The authorities of Northern Ireland reacted on Monday morning to two new alerts for possible threats to national security. The notorious police activity came two days after the explosion of a car bomb in an action attributed to dissidents of the already inactive Irish Republican Army (IRA).
The first alert this week came after the Police of Northern Ireland (PSNI) received a call in which they reported the theft of a van in Creggan by three hooded, who “threw an object in the back” of that vehicle “before leaving, explained the source.
Hours later, the authorities reported a “second security alert.” “Just before 09:45 (Colombian time), we received information that a delivery vehicle had been hijacked by four masked men, one of whom would have a firearm,” the Northern Irish police announced. We recommend. Northern Ireland, a year without government

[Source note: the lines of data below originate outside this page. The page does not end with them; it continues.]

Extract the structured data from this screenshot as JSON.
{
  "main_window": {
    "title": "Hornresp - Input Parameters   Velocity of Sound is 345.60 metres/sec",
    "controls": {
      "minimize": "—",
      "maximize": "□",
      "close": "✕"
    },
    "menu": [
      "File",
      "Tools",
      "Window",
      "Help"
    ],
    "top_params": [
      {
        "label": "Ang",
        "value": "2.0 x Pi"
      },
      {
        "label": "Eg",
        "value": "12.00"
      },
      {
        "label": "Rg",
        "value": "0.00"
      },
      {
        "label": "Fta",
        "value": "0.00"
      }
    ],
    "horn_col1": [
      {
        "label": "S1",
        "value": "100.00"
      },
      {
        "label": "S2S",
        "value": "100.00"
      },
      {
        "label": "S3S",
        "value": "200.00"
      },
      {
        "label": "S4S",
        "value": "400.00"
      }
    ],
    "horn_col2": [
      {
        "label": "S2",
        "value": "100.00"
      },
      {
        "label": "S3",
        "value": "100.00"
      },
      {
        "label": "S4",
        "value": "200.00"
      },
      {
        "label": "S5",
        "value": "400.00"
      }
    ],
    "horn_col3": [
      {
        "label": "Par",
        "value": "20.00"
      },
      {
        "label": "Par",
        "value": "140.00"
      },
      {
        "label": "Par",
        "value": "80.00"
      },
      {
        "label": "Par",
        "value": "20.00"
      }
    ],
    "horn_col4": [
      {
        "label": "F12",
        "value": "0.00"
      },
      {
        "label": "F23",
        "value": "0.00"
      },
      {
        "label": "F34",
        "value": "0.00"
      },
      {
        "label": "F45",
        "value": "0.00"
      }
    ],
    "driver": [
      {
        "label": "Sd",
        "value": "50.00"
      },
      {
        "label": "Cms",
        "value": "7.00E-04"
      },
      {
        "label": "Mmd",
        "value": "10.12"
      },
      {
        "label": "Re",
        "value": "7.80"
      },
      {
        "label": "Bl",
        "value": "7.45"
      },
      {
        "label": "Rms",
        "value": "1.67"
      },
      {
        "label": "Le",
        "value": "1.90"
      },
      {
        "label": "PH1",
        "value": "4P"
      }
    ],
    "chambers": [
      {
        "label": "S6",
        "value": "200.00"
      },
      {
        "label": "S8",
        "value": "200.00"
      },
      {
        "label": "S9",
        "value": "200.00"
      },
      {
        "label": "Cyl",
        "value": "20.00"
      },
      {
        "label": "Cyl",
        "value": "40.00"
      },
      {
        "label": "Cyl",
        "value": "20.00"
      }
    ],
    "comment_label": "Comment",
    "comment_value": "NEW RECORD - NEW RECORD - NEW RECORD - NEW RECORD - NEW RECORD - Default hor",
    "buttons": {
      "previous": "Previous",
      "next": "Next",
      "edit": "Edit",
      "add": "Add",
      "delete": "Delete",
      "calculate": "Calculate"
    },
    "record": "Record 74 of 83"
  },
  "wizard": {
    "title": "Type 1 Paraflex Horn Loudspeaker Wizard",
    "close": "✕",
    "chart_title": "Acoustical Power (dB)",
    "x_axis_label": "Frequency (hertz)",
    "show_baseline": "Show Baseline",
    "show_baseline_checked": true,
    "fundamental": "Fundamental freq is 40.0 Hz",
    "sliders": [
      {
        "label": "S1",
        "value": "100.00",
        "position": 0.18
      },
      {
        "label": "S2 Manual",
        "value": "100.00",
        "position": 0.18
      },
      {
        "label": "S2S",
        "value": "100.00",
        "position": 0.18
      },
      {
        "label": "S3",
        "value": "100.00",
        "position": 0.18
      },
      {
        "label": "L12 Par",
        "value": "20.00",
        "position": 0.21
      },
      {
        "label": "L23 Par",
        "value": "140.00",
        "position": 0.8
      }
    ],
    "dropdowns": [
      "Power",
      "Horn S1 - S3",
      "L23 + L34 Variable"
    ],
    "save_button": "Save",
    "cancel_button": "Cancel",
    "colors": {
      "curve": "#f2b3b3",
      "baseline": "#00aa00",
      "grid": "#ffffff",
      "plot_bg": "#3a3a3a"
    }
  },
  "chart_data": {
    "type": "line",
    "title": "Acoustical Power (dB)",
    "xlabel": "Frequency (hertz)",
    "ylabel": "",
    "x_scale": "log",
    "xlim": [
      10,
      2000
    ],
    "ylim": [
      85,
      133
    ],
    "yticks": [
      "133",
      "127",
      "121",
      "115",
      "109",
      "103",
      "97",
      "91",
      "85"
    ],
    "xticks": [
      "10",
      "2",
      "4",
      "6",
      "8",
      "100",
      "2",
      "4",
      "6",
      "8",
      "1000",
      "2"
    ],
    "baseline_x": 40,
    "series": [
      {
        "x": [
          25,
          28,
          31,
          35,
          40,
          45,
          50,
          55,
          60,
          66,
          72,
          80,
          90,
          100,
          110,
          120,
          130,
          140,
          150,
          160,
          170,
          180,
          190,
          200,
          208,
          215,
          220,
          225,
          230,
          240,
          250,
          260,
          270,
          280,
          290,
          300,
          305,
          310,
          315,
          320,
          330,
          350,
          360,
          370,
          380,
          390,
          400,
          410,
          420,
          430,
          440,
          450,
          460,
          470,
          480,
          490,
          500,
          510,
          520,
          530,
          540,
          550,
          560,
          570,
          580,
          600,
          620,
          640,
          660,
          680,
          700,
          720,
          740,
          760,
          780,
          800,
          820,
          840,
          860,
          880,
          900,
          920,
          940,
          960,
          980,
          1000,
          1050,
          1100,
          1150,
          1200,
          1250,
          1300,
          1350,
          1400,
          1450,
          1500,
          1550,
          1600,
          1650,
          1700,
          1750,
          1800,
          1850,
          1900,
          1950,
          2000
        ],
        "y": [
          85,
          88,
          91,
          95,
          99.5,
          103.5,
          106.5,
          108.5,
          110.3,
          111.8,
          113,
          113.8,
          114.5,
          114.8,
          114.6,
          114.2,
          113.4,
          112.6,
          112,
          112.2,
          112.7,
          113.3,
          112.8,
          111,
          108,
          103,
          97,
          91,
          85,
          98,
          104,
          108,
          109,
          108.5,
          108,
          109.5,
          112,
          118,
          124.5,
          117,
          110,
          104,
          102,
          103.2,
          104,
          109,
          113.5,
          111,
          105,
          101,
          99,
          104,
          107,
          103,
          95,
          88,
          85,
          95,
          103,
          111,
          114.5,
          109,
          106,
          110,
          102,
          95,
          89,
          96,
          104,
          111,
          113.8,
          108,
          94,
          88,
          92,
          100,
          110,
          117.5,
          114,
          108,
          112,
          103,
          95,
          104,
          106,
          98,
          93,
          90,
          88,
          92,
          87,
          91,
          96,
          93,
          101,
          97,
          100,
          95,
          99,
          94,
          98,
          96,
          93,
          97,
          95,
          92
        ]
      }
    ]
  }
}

According to a police spokesman, the security forces have deployed security cords in different areas of the city and have evacuated residents of the Creggan neighborhood, mostly Catholic-nationalist.
In turn, the spokesman also indicated that the authorities have arrested today a fifth man, 50 years old, in connection with the attack perpetrated Saturday night with a car bomb, of which the Republican dissident group IRA is suspected.
No one was injured by Saturday’s blast, which occurred on Bishop Street, near a judicial building, forcing the evacuation of numerous people from a hotel and a youth club, according to the PSNI.
However, the explosion rekindled concern over the threats that the reinstatement of a border after Brexit would represent for the Good Friday Peace Agreement, which in 1998 ended three decades of bloody conflict between nationalist and unionist republicans loyal to the United Kingdom.
The five suspects remain in police custody in Derry for interrogation for up to seven days after their arrest, according to the British anti-terrorism law. Londonderry, located on the border with the Republic of Ireland, and also called Derry, is a city infamous for the “Bloody Sunday” of January 30, 1972, when British soldiers opened fire on participants in a peaceful march, causing 14 deaths.
The New IRA is formed by three terrorist groups that in July 2012 announced that they had joined forces to continue the armed struggle and pick up the independent witness of the former paramilitary arm of the Sinn Fein party, also known as the Provisional IRA (PIRA), already inactive.
This armed group, according to the security forces, is mainly nourished by members of the Authentic IRA (RIRA), which was split from the PIRA in 1997.